• **RECORD SET**
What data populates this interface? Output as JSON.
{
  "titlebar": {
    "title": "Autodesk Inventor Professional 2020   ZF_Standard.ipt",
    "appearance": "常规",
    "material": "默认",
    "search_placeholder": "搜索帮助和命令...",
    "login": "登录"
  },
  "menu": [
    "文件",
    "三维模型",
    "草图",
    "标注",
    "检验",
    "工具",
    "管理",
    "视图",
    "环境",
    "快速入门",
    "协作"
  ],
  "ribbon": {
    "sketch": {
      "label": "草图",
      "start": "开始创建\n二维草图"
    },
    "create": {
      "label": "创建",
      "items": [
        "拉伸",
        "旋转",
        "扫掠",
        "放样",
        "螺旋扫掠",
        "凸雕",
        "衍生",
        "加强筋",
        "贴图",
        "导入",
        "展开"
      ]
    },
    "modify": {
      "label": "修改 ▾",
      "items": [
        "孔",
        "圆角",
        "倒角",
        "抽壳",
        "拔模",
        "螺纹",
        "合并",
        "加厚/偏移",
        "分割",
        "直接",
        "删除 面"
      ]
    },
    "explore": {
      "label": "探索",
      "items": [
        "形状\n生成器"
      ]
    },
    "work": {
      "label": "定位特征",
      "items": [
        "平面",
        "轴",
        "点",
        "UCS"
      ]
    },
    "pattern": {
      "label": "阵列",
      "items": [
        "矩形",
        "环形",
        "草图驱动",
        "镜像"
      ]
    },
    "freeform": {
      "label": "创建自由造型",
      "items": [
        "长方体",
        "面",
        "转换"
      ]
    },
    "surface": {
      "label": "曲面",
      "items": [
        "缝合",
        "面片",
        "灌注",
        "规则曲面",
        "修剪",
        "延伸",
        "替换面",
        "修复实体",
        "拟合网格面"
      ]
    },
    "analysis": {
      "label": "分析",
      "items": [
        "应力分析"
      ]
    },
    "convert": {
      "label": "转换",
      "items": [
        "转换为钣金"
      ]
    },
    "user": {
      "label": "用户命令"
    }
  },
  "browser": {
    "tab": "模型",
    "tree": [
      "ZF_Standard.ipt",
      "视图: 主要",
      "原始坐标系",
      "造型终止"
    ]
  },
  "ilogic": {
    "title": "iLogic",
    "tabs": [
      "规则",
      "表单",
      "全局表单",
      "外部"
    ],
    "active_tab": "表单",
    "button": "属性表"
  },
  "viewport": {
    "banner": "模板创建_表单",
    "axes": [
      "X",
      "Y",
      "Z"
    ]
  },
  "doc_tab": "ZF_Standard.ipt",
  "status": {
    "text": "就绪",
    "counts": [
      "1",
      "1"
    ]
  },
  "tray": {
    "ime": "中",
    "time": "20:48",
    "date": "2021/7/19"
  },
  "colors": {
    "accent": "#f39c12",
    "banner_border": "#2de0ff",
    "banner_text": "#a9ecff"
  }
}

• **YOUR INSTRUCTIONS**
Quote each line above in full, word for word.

• **RESULT**
What data populates this interface? Output as JSON.
{
  "titlebar": {
    "title": "Autodesk Inventor Professional 2020   ZF_Standard.ipt",
    "appearance": "常规",
    "material": "默认",
    "search_placeholder": "搜索帮助和命令...",
    "login": "登录"
  },
  "menu": [
    "文件",
    "三维模型",
    "草图",
    "标注",
    "检验",
    "工具",
    "管理",
    "视图",
    "环境",
    "快速入门",
    "协作"
  ],
  "ribbon": {
    "sketch": {
      "label": "草图",
      "start": "开始创建\n二维草图"
    },
    "create": {
      "label": "创建",
      "items": [
        "拉伸",
        "旋转",
        "扫掠",
        "放样",
        "螺旋扫掠",
        "凸雕",
        "衍生",
        "加强筋",
        "贴图",
        "导入",
        "展开"
      ]
    },
    "modify": {
      "label": "修改 ▾",
      "items": [
        "孔",
        "圆角",
        "倒角",
        "抽壳",
        "拔模",
        "螺纹",
        "合并",
        "加厚/偏移",
        "分割",
        "直接",
        "删除 面"
      ]
    },
    "explore": {
      "label": "探索",
      "items": [
        "形状\n生成器"
      ]
    },
    "work": {
      "label": "定位特征",
      "items": [
        "平面",
        "轴",
        "点",
        "UCS"
      ]
    },
    "pattern": {
      "label": "阵列",
      "items": [
        "矩形",
        "环形",
        "草图驱动",
        "镜像"
      ]
    },
    "freeform": {
      "label": "创建自由造型",
      "items": [
        "长方体",
        "面",
        "转换"
      ]
    },
    "surface": {
      "label": "曲面",
      "items": [
        "缝合",
        "面片",
        "灌注",
        "规则曲面",
        "修剪",
        "延伸",
        "替换面",
        "修复实体",
        "拟合网格面"
      ]
    },
    "analysis": {
      "label": "分析",
      "items": [
        "应力分析"
      ]
    },
    "convert": {
      "label": "转换",
      "items": [
        "转换为钣金"
      ]
    },
    "user": {
      "label": "用户命令"
    }
  },
  "browser": {
    "tab": "模型",
    "tree": [
      "ZF_Standard.ipt",
      "视图: 主要",
      "原始坐标系",
      "造型终止"
    ]
  },
  "ilogic": {
    "title": "iLogic",
    "tabs": [
      "规则",
      "表单",
      "全局表单",
      "外部"
    ],
    "active_tab": "表单",
    "button": "属性表"
  },
  "viewport": {
    "banner": "模板创建_表单",
    "axes": [
      "X",
      "Y",
      "Z"
    ]
  },
  "doc_tab": "ZF_Standard.ipt",
  "status": {
    "text": "就绪",
    "counts": [
      "1",
      "1"
    ]
  },
  "tray": {
    "ime": "中",
    "time": "20:48",
    "date": "2021/7/19"
  },
  "colors": {
    "accent": "#f39c12",
    "banner_border": "#2de0ff",
    "banner_text": "#a9ecff"
  }
}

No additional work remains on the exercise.